Acting on the advice of 72 MKs, the president Thursday night, May 7 asked Binyamin Netanyahu to set up a new government based on his partnership with Kahol Lavan leader Benny Gantz. Following legislation and a High Court waiver of petitions against Netanyahu and their deal, their national unity government is set to be sworn in next Wednesday. The lineup of ministers is still in negotiation.
DEBKAfile reported earlier:
These steps came together to finally remove the threat of a fourth election and end more than a year of political impasse and uncertainty, aggravated by the coronavirus epidemic. Benny Gantz accordingly sent a letter to President Reuven Rivlin asking him to name his former rival Netanyahu as prime minister.

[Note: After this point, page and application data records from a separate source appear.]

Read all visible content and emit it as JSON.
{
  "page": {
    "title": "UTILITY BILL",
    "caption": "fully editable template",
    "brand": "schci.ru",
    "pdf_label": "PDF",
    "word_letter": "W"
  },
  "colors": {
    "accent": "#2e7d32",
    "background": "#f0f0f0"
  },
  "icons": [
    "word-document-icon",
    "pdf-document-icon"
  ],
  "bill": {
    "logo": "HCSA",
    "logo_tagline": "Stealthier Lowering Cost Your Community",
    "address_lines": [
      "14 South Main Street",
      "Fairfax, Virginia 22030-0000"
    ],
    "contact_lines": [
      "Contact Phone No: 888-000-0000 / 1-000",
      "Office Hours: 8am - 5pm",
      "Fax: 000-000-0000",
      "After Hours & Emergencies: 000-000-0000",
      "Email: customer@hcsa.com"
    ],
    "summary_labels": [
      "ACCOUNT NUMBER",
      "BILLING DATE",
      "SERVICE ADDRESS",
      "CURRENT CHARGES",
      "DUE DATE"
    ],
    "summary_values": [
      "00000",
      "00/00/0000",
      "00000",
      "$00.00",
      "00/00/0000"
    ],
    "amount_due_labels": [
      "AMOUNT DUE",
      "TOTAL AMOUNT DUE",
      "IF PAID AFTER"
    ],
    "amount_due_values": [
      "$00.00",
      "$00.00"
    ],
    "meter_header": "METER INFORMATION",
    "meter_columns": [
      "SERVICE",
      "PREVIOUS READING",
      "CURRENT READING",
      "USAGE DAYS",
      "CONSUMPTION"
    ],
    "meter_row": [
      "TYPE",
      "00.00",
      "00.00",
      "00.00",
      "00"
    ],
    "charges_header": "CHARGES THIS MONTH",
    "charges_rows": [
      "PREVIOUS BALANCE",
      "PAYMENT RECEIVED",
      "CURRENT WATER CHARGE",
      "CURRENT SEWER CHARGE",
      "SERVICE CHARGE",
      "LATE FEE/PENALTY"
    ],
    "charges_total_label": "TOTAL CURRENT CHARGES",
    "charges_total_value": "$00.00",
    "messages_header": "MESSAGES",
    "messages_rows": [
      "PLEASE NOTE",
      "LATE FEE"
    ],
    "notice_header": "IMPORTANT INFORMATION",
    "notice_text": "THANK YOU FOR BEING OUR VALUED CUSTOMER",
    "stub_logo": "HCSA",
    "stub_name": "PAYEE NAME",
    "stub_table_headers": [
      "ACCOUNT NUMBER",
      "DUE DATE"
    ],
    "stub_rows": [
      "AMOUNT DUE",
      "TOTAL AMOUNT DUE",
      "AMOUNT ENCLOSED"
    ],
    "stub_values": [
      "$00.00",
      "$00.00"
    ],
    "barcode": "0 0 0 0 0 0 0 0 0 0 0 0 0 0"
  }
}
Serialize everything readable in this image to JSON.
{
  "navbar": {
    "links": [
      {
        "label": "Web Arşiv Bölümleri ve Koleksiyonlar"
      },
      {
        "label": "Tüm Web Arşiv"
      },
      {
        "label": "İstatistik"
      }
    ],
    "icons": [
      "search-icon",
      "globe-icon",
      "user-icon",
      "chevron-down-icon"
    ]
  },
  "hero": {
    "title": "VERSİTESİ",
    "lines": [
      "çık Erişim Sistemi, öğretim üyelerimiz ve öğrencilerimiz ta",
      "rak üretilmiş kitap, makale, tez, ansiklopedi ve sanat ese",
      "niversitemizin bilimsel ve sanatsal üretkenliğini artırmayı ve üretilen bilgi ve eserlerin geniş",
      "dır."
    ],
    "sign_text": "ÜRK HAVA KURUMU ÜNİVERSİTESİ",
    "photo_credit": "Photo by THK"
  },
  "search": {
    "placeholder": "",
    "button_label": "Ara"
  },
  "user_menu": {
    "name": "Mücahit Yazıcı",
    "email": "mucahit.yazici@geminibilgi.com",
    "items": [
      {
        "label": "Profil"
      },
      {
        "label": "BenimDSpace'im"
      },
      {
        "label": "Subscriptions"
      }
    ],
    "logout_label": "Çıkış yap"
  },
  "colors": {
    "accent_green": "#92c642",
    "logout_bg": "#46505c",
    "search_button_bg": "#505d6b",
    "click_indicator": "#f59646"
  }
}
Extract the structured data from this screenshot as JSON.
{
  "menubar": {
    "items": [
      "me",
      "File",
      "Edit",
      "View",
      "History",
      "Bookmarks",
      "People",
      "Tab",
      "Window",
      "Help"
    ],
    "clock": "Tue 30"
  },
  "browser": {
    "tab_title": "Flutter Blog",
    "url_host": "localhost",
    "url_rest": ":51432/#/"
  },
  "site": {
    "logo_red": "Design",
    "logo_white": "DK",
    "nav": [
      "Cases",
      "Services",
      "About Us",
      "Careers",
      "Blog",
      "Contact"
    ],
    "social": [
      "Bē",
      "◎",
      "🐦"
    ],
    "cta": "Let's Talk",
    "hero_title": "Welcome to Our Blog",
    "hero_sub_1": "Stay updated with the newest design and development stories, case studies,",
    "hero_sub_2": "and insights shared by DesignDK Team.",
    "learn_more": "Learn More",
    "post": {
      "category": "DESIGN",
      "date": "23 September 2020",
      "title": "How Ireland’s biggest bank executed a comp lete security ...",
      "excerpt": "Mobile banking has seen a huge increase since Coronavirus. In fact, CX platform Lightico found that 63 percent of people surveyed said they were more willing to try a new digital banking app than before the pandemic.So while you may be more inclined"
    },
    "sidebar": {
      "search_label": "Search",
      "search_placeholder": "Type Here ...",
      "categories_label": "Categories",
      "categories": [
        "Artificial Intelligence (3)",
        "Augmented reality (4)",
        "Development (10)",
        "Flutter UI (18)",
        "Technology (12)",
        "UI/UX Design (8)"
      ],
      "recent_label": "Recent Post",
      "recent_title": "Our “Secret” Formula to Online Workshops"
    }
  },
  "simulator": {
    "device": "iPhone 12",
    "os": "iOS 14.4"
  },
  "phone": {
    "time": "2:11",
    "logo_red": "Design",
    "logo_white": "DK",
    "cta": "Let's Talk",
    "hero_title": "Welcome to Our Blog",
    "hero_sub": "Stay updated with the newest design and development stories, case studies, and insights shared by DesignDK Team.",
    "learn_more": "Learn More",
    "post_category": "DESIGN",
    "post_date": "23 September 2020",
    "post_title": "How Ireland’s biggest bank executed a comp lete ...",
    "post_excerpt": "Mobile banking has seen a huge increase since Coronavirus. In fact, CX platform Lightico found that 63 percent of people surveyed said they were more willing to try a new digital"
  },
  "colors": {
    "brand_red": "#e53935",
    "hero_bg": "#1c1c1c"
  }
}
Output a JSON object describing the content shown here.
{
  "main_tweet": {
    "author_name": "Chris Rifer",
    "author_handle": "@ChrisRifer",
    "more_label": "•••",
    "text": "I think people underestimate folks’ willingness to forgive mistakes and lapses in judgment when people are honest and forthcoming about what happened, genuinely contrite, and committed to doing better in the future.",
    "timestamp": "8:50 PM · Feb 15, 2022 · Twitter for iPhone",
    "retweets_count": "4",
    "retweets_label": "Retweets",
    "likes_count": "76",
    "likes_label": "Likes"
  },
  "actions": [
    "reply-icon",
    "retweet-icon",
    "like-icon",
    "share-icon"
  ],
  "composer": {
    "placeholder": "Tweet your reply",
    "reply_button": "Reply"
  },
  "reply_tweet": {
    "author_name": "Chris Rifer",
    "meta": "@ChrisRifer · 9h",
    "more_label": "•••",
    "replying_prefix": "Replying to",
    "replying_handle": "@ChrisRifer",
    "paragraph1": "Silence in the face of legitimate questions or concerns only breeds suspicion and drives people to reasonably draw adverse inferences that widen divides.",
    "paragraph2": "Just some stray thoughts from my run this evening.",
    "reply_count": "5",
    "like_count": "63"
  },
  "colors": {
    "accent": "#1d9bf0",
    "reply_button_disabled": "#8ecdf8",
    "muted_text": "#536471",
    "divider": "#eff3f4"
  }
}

After spending two days hearing eight petitions, the eleven judges led by President Esther Hayut decided unanimously that “for now,” they had no cause to intervene either in Netanyahu’s appointment under indictment on corruption charges or the coalition accord, given the amendments and clarifications offered by the two partners. There was no legal impediment to accord’s implementation, the judges ruled, although some of its provisions were “problematic.” They singled out the plan for Kahol Lavan ministers to pass their Knesset seats to faction members lower down on the slate, which was criticized for “retroactively changing the rules of the game and the right to vote and be elected and eroding the standing of the opposition.” However, said the judges, now is not the time to review these difficulties. This was a neat compromise by which the high court reacted obliquely to charges of inappropriate intervention in the political process without rescinding plans to intervene in the future.

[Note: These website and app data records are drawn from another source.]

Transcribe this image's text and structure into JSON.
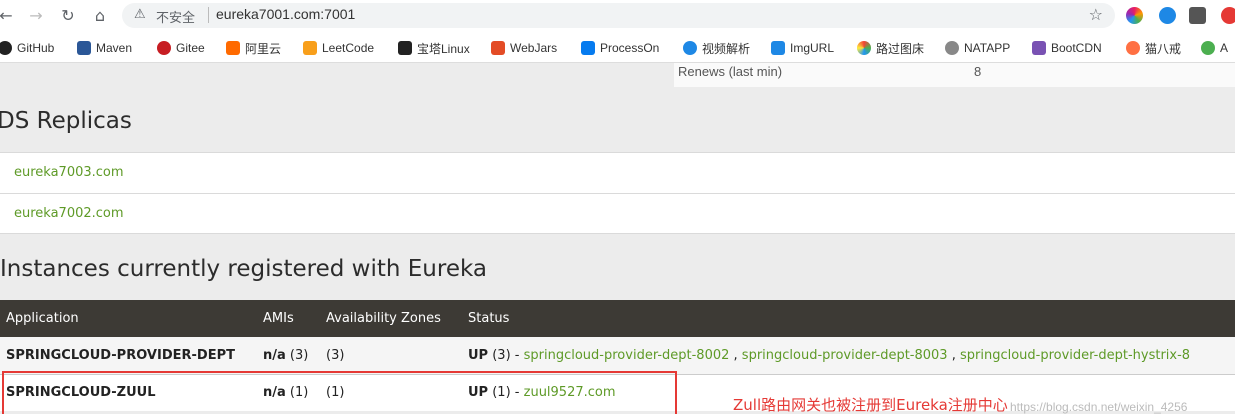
{
  "browser": {
    "security_label": "不安全",
    "url": "eureka7001.com:7001"
  },
  "bookmarks": [
    {
      "label": "GitHub",
      "icon": "github-icon",
      "color": "#222222"
    },
    {
      "label": "Maven",
      "icon": "maven-icon",
      "color": "#2b5797"
    },
    {
      "label": "Gitee",
      "icon": "gitee-icon",
      "color": "#c71d23"
    },
    {
      "label": "阿里云",
      "icon": "aliyun-icon",
      "color": "#ff6a00"
    },
    {
      "label": "LeetCode",
      "icon": "leetcode-icon",
      "color": "#f89f1b"
    },
    {
      "label": "宝塔Linux",
      "icon": "bt-icon",
      "color": "#20a53a"
    },
    {
      "label": "WebJars",
      "icon": "webjars-icon",
      "color": "#e34c26"
    },
    {
      "label": "ProcessOn",
      "icon": "processon-icon",
      "color": "#067bef"
    },
    {
      "label": "视频解析",
      "icon": "video-icon",
      "color": "#1e88e5"
    },
    {
      "label": "ImgURL",
      "icon": "imgurl-icon",
      "color": "#1e88e5"
    },
    {
      "label": "路过图床",
      "icon": "luguo-icon",
      "color": "#4caf50"
    },
    {
      "label": "NATAPP",
      "icon": "natapp-icon",
      "color": "#666666"
    },
    {
      "label": "BootCDN",
      "icon": "bootcdn-icon",
      "color": "#7952b3"
    },
    {
      "label": "猫八戒",
      "icon": "mao-icon",
      "color": "#ff7043"
    },
    {
      "label": "A",
      "icon": "a-icon",
      "color": "#4caf50"
    }
  ],
  "general": {
    "renews_label": "Renews (last min)",
    "renews_value": "8"
  },
  "replicas": {
    "title": "DS Replicas",
    "items": [
      "eureka7003.com",
      "eureka7002.com"
    ]
  },
  "instances": {
    "title": "Instances currently registered with Eureka",
    "headers": [
      "Application",
      "AMIs",
      "Availability Zones",
      "Status"
    ],
    "rows": [
      {
        "application": "SPRINGCLOUD-PROVIDER-DEPT",
        "amis_value": "n/a",
        "amis_count": "(3)",
        "zones": "(3)",
        "status_prefix": "UP",
        "status_count": "(3) -",
        "links": [
          "springcloud-provider-dept-8002",
          "springcloud-provider-dept-8003",
          "springcloud-provider-dept-hystrix-8"
        ]
      },
      {
        "application": "SPRINGCLOUD-ZUUL",
        "amis_value": "n/a",
        "amis_count": "(1)",
        "zones": "(1)",
        "status_prefix": "UP",
        "status_count": "(1) -",
        "links": [
          "zuul9527.com"
        ]
      }
    ]
  },
  "annotation": "Zull路由网关也被注册到Eureka注册中心",
  "watermark": "https://blog.csdn.net/weixin_4256",
  "colors": {
    "link_green": "#5e9a27",
    "table_header": "#3d3a35",
    "annotation_red": "#e53935"
  }
}
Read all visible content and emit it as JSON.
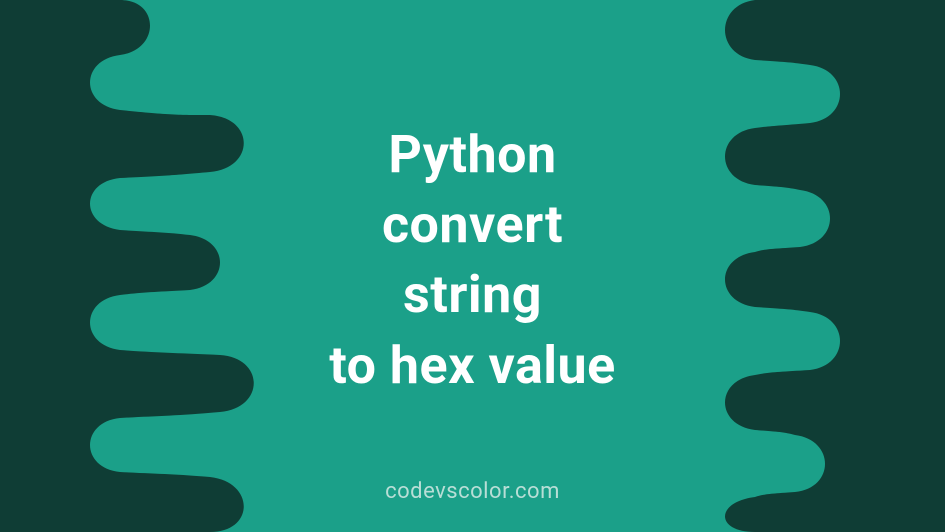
{
  "colors": {
    "background": "#1ba089",
    "blob": "#0f3d35",
    "text": "#ffffff",
    "watermark": "#b8ded6"
  },
  "title": {
    "line1": "Python",
    "line2": "convert",
    "line3": "string",
    "line4": "to hex value"
  },
  "watermark": "codevscolor.com"
}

The lawmakers just met the deadline of midnight Thursday for submitting a candidate for prime minister to the President and so escaping a new election. The new national emergency government must roll up its sleeves to put the economic back on track after the devastation wrought by the coronavirus. This week, business, the workforce and schools had begun struggling back on their feet as infection figures continued to slide.